▸ Task details: When you find the word "title" in a line of the entries, please copy the whole line.

Interface dataset entries
* * *

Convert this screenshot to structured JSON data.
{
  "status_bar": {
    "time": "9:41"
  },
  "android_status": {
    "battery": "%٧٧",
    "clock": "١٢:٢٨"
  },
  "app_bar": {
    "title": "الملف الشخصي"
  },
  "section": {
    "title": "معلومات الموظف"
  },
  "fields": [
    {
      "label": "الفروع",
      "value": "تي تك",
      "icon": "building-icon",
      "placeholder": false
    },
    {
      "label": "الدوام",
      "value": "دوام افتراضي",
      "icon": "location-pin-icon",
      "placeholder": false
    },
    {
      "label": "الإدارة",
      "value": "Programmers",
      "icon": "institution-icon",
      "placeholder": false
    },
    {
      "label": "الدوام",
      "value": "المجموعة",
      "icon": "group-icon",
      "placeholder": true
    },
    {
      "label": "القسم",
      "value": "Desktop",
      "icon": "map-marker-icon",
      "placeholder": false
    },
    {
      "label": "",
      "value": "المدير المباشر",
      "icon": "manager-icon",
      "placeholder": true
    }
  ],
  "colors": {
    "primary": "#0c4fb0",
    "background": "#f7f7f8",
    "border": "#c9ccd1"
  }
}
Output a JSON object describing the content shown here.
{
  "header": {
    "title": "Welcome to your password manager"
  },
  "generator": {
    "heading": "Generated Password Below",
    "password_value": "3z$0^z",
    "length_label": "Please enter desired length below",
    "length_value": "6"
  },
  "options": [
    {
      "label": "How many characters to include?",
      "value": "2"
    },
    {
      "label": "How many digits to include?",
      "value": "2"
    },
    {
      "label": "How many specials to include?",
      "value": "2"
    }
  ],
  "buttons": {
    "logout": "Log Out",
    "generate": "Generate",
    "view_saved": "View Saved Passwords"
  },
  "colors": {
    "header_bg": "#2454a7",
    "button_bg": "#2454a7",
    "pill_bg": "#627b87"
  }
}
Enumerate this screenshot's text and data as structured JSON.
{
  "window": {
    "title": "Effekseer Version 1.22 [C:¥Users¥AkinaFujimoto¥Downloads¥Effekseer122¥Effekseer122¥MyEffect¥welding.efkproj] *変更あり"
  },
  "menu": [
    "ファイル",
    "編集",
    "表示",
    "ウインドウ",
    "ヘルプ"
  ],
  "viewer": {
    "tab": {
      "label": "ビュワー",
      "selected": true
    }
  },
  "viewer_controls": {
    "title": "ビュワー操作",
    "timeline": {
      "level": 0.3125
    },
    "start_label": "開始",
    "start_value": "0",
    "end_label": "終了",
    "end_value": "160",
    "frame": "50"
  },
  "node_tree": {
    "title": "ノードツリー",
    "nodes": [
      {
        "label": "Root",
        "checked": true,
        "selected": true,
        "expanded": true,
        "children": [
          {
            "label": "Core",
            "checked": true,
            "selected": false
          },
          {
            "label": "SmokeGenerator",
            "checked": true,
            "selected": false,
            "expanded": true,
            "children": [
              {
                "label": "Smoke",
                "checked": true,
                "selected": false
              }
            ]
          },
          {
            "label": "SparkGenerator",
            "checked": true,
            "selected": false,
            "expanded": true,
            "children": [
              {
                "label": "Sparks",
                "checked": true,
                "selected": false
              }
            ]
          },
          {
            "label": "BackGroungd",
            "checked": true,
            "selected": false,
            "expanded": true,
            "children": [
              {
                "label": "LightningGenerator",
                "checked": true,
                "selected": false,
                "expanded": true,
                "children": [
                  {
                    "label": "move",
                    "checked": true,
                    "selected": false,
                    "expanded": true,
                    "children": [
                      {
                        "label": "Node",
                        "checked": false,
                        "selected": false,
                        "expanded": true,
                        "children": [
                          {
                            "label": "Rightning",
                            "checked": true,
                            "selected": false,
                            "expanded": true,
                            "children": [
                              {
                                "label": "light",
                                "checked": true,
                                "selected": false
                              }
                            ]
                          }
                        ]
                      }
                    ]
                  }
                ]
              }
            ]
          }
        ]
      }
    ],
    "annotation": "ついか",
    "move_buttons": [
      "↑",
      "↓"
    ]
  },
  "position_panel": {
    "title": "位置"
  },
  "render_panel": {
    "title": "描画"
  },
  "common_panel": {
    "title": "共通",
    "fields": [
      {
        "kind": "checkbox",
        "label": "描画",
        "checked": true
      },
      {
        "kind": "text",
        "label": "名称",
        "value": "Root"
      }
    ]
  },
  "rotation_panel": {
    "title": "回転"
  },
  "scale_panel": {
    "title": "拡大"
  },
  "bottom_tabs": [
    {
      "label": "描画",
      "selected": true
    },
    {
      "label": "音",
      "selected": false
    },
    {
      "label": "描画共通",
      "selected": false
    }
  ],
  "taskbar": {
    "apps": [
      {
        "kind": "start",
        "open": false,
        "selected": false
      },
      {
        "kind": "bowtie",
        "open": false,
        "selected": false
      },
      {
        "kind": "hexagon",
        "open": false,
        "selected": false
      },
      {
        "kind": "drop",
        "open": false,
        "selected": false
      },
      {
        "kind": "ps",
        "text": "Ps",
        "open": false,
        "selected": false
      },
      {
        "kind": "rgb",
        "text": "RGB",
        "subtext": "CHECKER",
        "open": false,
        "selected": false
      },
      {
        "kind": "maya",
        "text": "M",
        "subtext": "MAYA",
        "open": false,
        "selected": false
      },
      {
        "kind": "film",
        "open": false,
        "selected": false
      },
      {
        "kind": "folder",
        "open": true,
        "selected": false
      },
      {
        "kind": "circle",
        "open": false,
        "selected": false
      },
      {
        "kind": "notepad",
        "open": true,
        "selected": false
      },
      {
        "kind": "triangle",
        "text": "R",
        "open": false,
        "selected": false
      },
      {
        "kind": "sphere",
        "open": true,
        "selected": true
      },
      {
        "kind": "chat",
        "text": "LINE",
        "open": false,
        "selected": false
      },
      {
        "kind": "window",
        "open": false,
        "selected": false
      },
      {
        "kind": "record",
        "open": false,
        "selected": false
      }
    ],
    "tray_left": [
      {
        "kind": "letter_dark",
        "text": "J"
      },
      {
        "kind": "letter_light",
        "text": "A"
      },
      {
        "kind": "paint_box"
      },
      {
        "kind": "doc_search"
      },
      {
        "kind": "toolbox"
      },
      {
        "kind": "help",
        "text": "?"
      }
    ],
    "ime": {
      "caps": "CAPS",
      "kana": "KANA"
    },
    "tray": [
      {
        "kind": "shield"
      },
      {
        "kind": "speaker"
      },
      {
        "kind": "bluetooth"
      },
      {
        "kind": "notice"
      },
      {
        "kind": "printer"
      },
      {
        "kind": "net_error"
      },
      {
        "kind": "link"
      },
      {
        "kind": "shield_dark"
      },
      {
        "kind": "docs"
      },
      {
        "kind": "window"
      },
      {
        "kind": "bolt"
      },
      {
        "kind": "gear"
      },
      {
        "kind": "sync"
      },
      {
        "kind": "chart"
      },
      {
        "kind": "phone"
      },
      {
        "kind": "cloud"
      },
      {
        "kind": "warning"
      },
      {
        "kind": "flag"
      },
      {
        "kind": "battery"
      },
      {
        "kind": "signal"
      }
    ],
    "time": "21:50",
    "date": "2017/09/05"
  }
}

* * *

▸ Solved exercise:
    "title": "الملف الشخصي"
    "title": "معلومات الموظف"
    "title": "Welcome to your password manager"
    "title": "Effekseer Version 1.22 [C:¥Users¥AkinaFujimoto¥Downloads¥Effekseer122¥Effekseer122¥MyEffect¥welding.efkproj] *変更あり"
    "title": "ビュワー操作",
    "title": "ノードツリー",
    "title": "位置"
    "title": "描画"
    "title": "共通",
    "title": "回転"
    "title": "拡大"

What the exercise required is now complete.